- Work instructions: Copy each line of the material in which the word "kind" appears.

---*---

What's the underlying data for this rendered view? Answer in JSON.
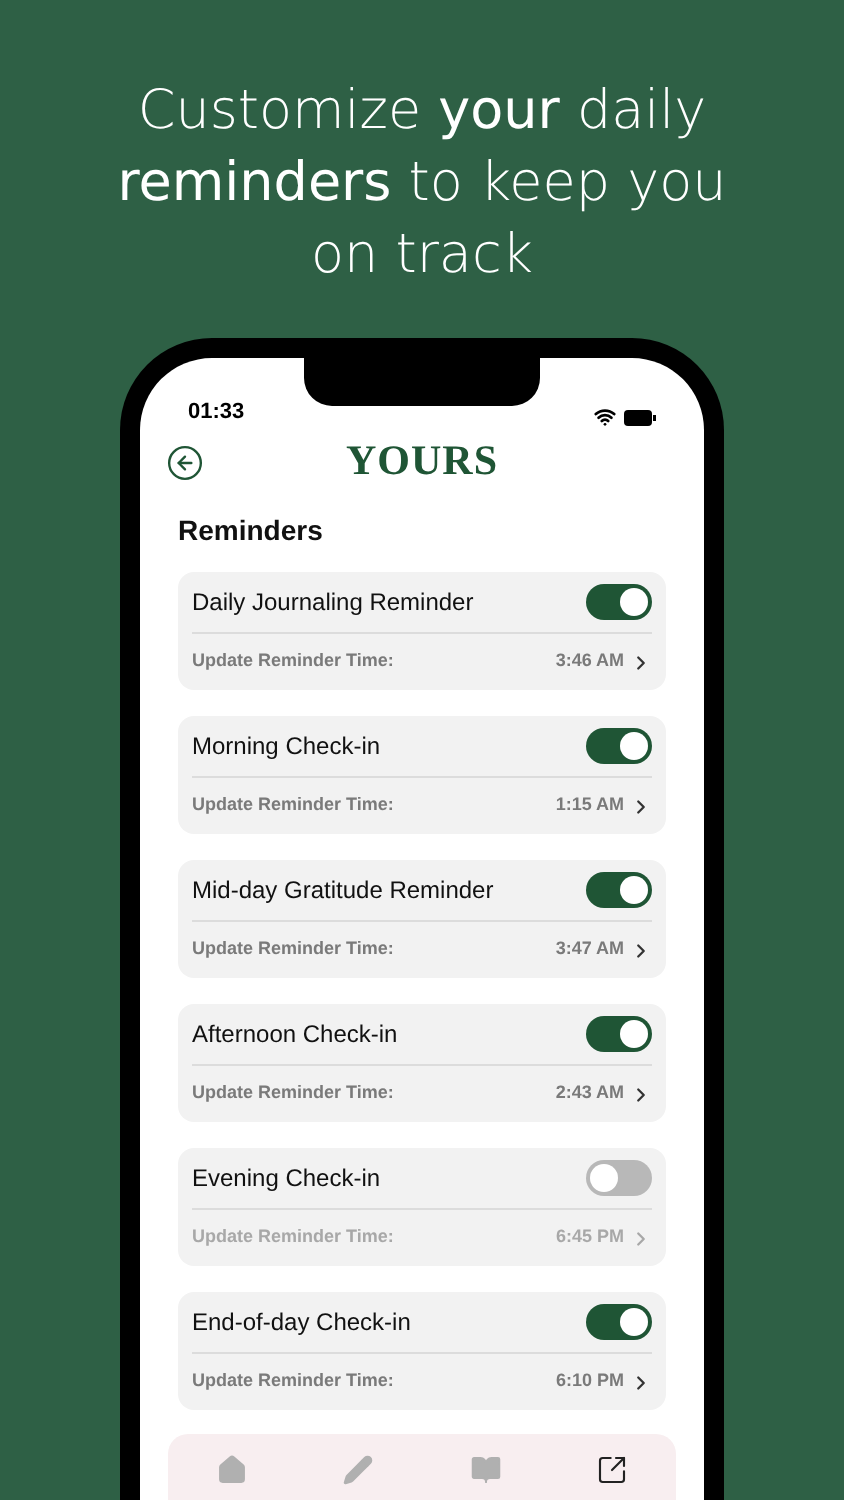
{
  "headline": "Customize **your** daily **reminders** to keep you on track",
  "status_bar": {
    "time": "01:33"
  },
  "header": {
    "logo": "YOURS"
  },
  "section_title": "Reminders",
  "reminders": [
    {
      "title": "Daily Journaling Reminder",
      "on": true,
      "label": "Update Reminder Time:",
      "time": "3:46 AM"
    },
    {
      "title": "Morning Check-in",
      "on": true,
      "label": "Update Reminder Time:",
      "time": "1:15 AM"
    },
    {
      "title": "Mid-day Gratitude Reminder",
      "on": true,
      "label": "Update Reminder Time:",
      "time": "3:47 AM"
    },
    {
      "title": "Afternoon Check-in",
      "on": true,
      "label": "Update Reminder Time:",
      "time": "2:43 AM"
    },
    {
      "title": "Evening Check-in",
      "on": false,
      "label": "Update Reminder Time:",
      "time": "6:45 PM"
    },
    {
      "title": "End-of-day Check-in",
      "on": true,
      "label": "Update Reminder Time:",
      "time": "6:10 PM"
    }
  ],
  "tab_bar": [
    {
      "kind": "home",
      "selected": false
    },
    {
      "kind": "journal",
      "selected": false
    },
    {
      "kind": "library",
      "selected": false
    },
    {
      "kind": "resources",
      "selected": true
    }
  ]
}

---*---

- Answer section:
      "kind": "home",
      "kind": "journal",
      "kind": "library",
      "kind": "resources",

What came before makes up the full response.